The Guardian Building is nicknamed the Cathedral of Finance
The main frame of the skyscraper rises 36 stories, capped by two asymmetric spires, one extending for four additional stories. The roof height of the building is 496 ft (151 m), the top floor is 489 feet (149 m), and the spire reaches 632 ft (192.6 m). The exterior blends brickwork with tile, limestone, and terra cotta. The building's interior is lavishly decorated with mosaic and Pewabic and Rookwood tile. The semi-circular exterior domes are filled with Pewabic Pottery; Mary Chase Perry Stratton worked closely with the architect in the design of the symbolic decorations. (See Savage, infra.) Its nickname, Cathedral of Finance, alludes both to the building's resemblance to a cathedral, with its tower over the main entrance and octagonal apse at the opposite end and to New York City's Woolworth Building, which had earlier been dubbed the Cathedral of Commerce.Native American themes are common inside and outside the building. Wirt C. Rowland, of the Smith, Hinchman & Grylls firm, was the building's architect while Corrado Parducci created the two sculptures flanking the Griswold Street entrance. The building includes works by muralist Ezra Winter. Rowland's attention to detail was meticulous. He supervised the creation of the colored brick cladding to achieve the desired color for the exterior. Afterward, the brick was marketed by the manufacturer as "Union Trust Brick". Rowland designed furniture for the bank's offices and his attention went as far as designing tableware, linens and waitress uniforms for a restaurant in the building.
The skyscraper was built by the Union Trust Company, founded in Detroit in 1890 by Senator James McMillan, and Dexter M. Ferry, along with investments from Russell A. Alger, Col. Frank J. Hecker, and Christian H. Buhl.
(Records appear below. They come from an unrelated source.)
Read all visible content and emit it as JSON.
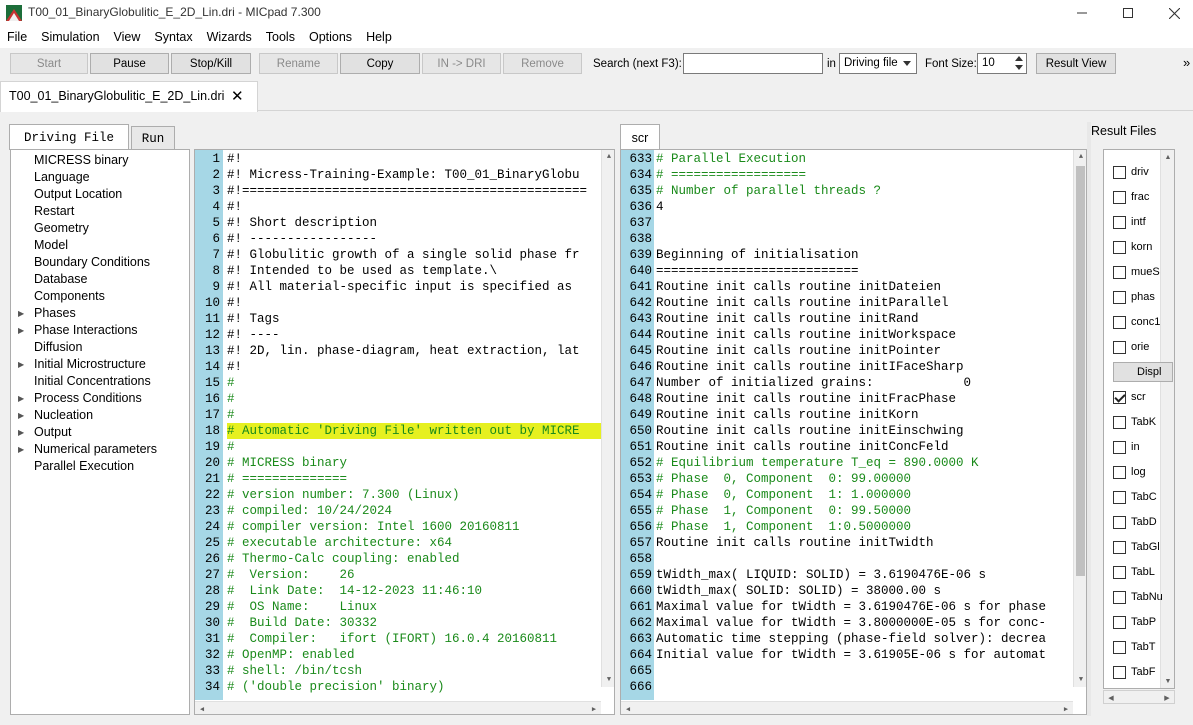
{
  "window": {
    "title": "T00_01_BinaryGlobulitic_E_2D_Lin.dri - MICpad 7.300"
  },
  "menu": [
    "File",
    "Simulation",
    "View",
    "Syntax",
    "Wizards",
    "Tools",
    "Options",
    "Help"
  ],
  "toolbar": {
    "start": "Start",
    "pause": "Pause",
    "stopkill": "Stop/Kill",
    "rename": "Rename",
    "copy": "Copy",
    "in_dri": "IN -> DRI",
    "remove": "Remove",
    "search_label": "Search (next F3):",
    "search_value": "",
    "in_label": "in",
    "search_scope": "Driving file",
    "font_size_label": "Font Size:",
    "font_size": "10",
    "result_view": "Result View",
    "overflow": "»"
  },
  "file_tab": {
    "label": "T00_01_BinaryGlobulitic_E_2D_Lin.dri"
  },
  "left_tabs": {
    "driving_file": "Driving File",
    "run": "Run"
  },
  "tree": [
    {
      "label": "MICRESS binary",
      "expandable": false
    },
    {
      "label": "Language",
      "expandable": false
    },
    {
      "label": "Output Location",
      "expandable": false
    },
    {
      "label": "Restart",
      "expandable": false
    },
    {
      "label": "Geometry",
      "expandable": false
    },
    {
      "label": "Model",
      "expandable": false
    },
    {
      "label": "Boundary Conditions",
      "expandable": false
    },
    {
      "label": "Database",
      "expandable": false
    },
    {
      "label": "Components",
      "expandable": false
    },
    {
      "label": "Phases",
      "expandable": true
    },
    {
      "label": "Phase Interactions",
      "expandable": true
    },
    {
      "label": "Diffusion",
      "expandable": false
    },
    {
      "label": "Initial Microstructure",
      "expandable": true
    },
    {
      "label": "Initial Concentrations",
      "expandable": false
    },
    {
      "label": "Process Conditions",
      "expandable": true
    },
    {
      "label": "Nucleation",
      "expandable": true
    },
    {
      "label": "Output",
      "expandable": true
    },
    {
      "label": "Numerical parameters",
      "expandable": true
    },
    {
      "label": "Parallel Execution",
      "expandable": false
    }
  ],
  "editor": {
    "lines": [
      {
        "n": "1",
        "text": "#!",
        "style": "plain"
      },
      {
        "n": "2",
        "text": "#! Micress-Training-Example: T00_01_BinaryGlobu",
        "style": "plain"
      },
      {
        "n": "3",
        "text": "#!==============================================",
        "style": "plain"
      },
      {
        "n": "4",
        "text": "#!",
        "style": "plain"
      },
      {
        "n": "5",
        "text": "#! Short description",
        "style": "plain"
      },
      {
        "n": "6",
        "text": "#! -----------------",
        "style": "plain"
      },
      {
        "n": "7",
        "text": "#! Globulitic growth of a single solid phase fr",
        "style": "plain"
      },
      {
        "n": "8",
        "text": "#! Intended to be used as template.\\",
        "style": "plain"
      },
      {
        "n": "9",
        "text": "#! All material-specific input is specified as ",
        "style": "plain"
      },
      {
        "n": "10",
        "text": "#!",
        "style": "plain"
      },
      {
        "n": "11",
        "text": "#! Tags",
        "style": "plain"
      },
      {
        "n": "12",
        "text": "#! ----",
        "style": "plain"
      },
      {
        "n": "13",
        "text": "#! 2D, lin. phase-diagram, heat extraction, lat",
        "style": "plain"
      },
      {
        "n": "14",
        "text": "#!",
        "style": "plain"
      },
      {
        "n": "15",
        "text": "#",
        "style": "green"
      },
      {
        "n": "16",
        "text": "#",
        "style": "green"
      },
      {
        "n": "17",
        "text": "#",
        "style": "green"
      },
      {
        "n": "18",
        "text": "# Automatic 'Driving File' written out by MICRE",
        "style": "highlight"
      },
      {
        "n": "19",
        "text": "#",
        "style": "green"
      },
      {
        "n": "20",
        "text": "# MICRESS binary",
        "style": "green"
      },
      {
        "n": "21",
        "text": "# ==============",
        "style": "green"
      },
      {
        "n": "22",
        "text": "# version number: 7.300 (Linux)",
        "style": "green"
      },
      {
        "n": "23",
        "text": "# compiled: 10/24/2024",
        "style": "green"
      },
      {
        "n": "24",
        "text": "# compiler version: Intel 1600 20160811",
        "style": "green"
      },
      {
        "n": "25",
        "text": "# executable architecture: x64",
        "style": "green"
      },
      {
        "n": "26",
        "text": "# Thermo-Calc coupling: enabled",
        "style": "green"
      },
      {
        "n": "27",
        "text": "#  Version:    26",
        "style": "green"
      },
      {
        "n": "28",
        "text": "#  Link Date:  14-12-2023 11:46:10",
        "style": "green"
      },
      {
        "n": "29",
        "text": "#  OS Name:    Linux",
        "style": "green"
      },
      {
        "n": "30",
        "text": "#  Build Date: 30332",
        "style": "green"
      },
      {
        "n": "31",
        "text": "#  Compiler:   ifort (IFORT) 16.0.4 20160811",
        "style": "green"
      },
      {
        "n": "32",
        "text": "# OpenMP: enabled",
        "style": "green"
      },
      {
        "n": "33",
        "text": "# shell: /bin/tcsh",
        "style": "green"
      },
      {
        "n": "34",
        "text": "# ('double precision' binary)",
        "style": "green"
      }
    ]
  },
  "scr_tab": {
    "label": "scr"
  },
  "scr": {
    "lines": [
      {
        "n": "633",
        "text": "# Parallel Execution",
        "style": "green"
      },
      {
        "n": "634",
        "text": "# ==================",
        "style": "green"
      },
      {
        "n": "635",
        "text": "# Number of parallel threads ?",
        "style": "green"
      },
      {
        "n": "636",
        "text": "4",
        "style": "plain"
      },
      {
        "n": "637",
        "text": "",
        "style": "plain"
      },
      {
        "n": "638",
        "text": "",
        "style": "plain"
      },
      {
        "n": "639",
        "text": "Beginning of initialisation",
        "style": "plain"
      },
      {
        "n": "640",
        "text": "===========================",
        "style": "plain"
      },
      {
        "n": "641",
        "text": "Routine init calls routine initDateien",
        "style": "plain"
      },
      {
        "n": "642",
        "text": "Routine init calls routine initParallel",
        "style": "plain"
      },
      {
        "n": "643",
        "text": "Routine init calls routine initRand",
        "style": "plain"
      },
      {
        "n": "644",
        "text": "Routine init calls routine initWorkspace",
        "style": "plain"
      },
      {
        "n": "645",
        "text": "Routine init calls routine initPointer",
        "style": "plain"
      },
      {
        "n": "646",
        "text": "Routine init calls routine initIFaceSharp",
        "style": "plain"
      },
      {
        "n": "647",
        "text": "Number of initialized grains:            0",
        "style": "plain"
      },
      {
        "n": "648",
        "text": "Routine init calls routine initFracPhase",
        "style": "plain"
      },
      {
        "n": "649",
        "text": "Routine init calls routine initKorn",
        "style": "plain"
      },
      {
        "n": "650",
        "text": "Routine init calls routine initEinschwing",
        "style": "plain"
      },
      {
        "n": "651",
        "text": "Routine init calls routine initConcFeld",
        "style": "plain"
      },
      {
        "n": "652",
        "text": "# Equilibrium temperature T_eq = 890.0000 K",
        "style": "green"
      },
      {
        "n": "653",
        "text": "# Phase  0, Component  0: 99.00000",
        "style": "green"
      },
      {
        "n": "654",
        "text": "# Phase  0, Component  1: 1.000000",
        "style": "green"
      },
      {
        "n": "655",
        "text": "# Phase  1, Component  0: 99.50000",
        "style": "green"
      },
      {
        "n": "656",
        "text": "# Phase  1, Component  1:0.5000000",
        "style": "green"
      },
      {
        "n": "657",
        "text": "Routine init calls routine initTwidth",
        "style": "plain"
      },
      {
        "n": "658",
        "text": "",
        "style": "plain"
      },
      {
        "n": "659",
        "text": "tWidth_max( LIQUID: SOLID) = 3.6190476E-06 s",
        "style": "plain"
      },
      {
        "n": "660",
        "text": "tWidth_max( SOLID: SOLID) = 38000.00 s",
        "style": "plain"
      },
      {
        "n": "661",
        "text": "Maximal value for tWidth = 3.6190476E-06 s for phase",
        "style": "plain"
      },
      {
        "n": "662",
        "text": "Maximal value for tWidth = 3.8000000E-05 s for conc-",
        "style": "plain"
      },
      {
        "n": "663",
        "text": "Automatic time stepping (phase-field solver): decrea",
        "style": "plain"
      },
      {
        "n": "664",
        "text": "Initial value for tWidth = 3.61905E-06 s for automat",
        "style": "plain"
      },
      {
        "n": "665",
        "text": "",
        "style": "plain"
      },
      {
        "n": "666",
        "text": "",
        "style": "plain"
      }
    ]
  },
  "result_files": {
    "title": "Result Files",
    "items": [
      {
        "label": "driv",
        "type": "checkbox",
        "checked": false
      },
      {
        "label": "frac",
        "type": "checkbox",
        "checked": false
      },
      {
        "label": "intf",
        "type": "checkbox",
        "checked": false
      },
      {
        "label": "korn",
        "type": "checkbox",
        "checked": false
      },
      {
        "label": "mueS",
        "type": "checkbox",
        "checked": false
      },
      {
        "label": "phas",
        "type": "checkbox",
        "checked": false
      },
      {
        "label": "conc1",
        "type": "checkbox",
        "checked": false
      },
      {
        "label": "orie",
        "type": "checkbox",
        "checked": false
      },
      {
        "label": "Displ",
        "type": "button"
      },
      {
        "label": "scr",
        "type": "checkbox",
        "checked": true
      },
      {
        "label": "TabK",
        "type": "checkbox",
        "checked": false
      },
      {
        "label": "in",
        "type": "checkbox",
        "checked": false
      },
      {
        "label": "log",
        "type": "checkbox",
        "checked": false
      },
      {
        "label": "TabC",
        "type": "checkbox",
        "checked": false
      },
      {
        "label": "TabD",
        "type": "checkbox",
        "checked": false
      },
      {
        "label": "TabGl",
        "type": "checkbox",
        "checked": false
      },
      {
        "label": "TabL",
        "type": "checkbox",
        "checked": false
      },
      {
        "label": "TabNu",
        "type": "checkbox",
        "checked": false
      },
      {
        "label": "TabP",
        "type": "checkbox",
        "checked": false
      },
      {
        "label": "TabT",
        "type": "checkbox",
        "checked": false
      },
      {
        "label": "TabF",
        "type": "checkbox",
        "checked": false
      }
    ]
  }
}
During World War II, the Guardian Building served as the U.S Army Command Center for war time production. The Guardian served various tenants as an office building in downtown Detroit. In 1982 it became the headquarters of Michigan Consolidated Gas Company ("MichCon") subsequent to the divestiture of MichCon by ANR Company in 1981. Under the leadership of President and COO Stephen E. Ewing, MichCon restored the lobby and vaulted ceilings on the first floor in 1986. It later was headquarters for MCN Energy Group, Inc, the parent company of MichCon until the merger of MCN with DTE Energy in 2001. It was sold by DTE to a local real estate developer in 2002.
On July 18, 2007, Wayne County Executive Robert Ficano announced it has entered into an agreement with current owners to purchase the Guardian Building to relocate its offices from the Wayne County Building. The deal is reportedly part of a larger deal worth $33.5 million in real estate purchases in downtown Detroit. The Guardian Building has become a souvenir item along with other Detroit skyscrapers.
Ferry, W. Hawkins (1968). The Buildings of Detroit: A History. Wayne State University Press.
Hill, Eric J. and John Gallagher (2002). AIA Detroit: The American Institute of Architects Guide to Detroit Architecture. Wayne State University Press. ISBN0-8143-3120-3.
Kvaran, Einar Einarsson, Shadowing Parducci, unpublished manuscript, Detroit.
Meyer, Katherine Mattingly and Martin C.P. McElroy with Introduction by W. Hawkins Ferry, Hon A.I.A. (1980). Detroit Architecture A.I.A. Guide Revised Edition. Wayne State University Press. ISBN0-8143-1651-4.
Savage, Rebecca Binno and Greg Kowalski (2004). Art Deco in Detroit (Images of America). Arcadia. ISBN0-7385-3228-2.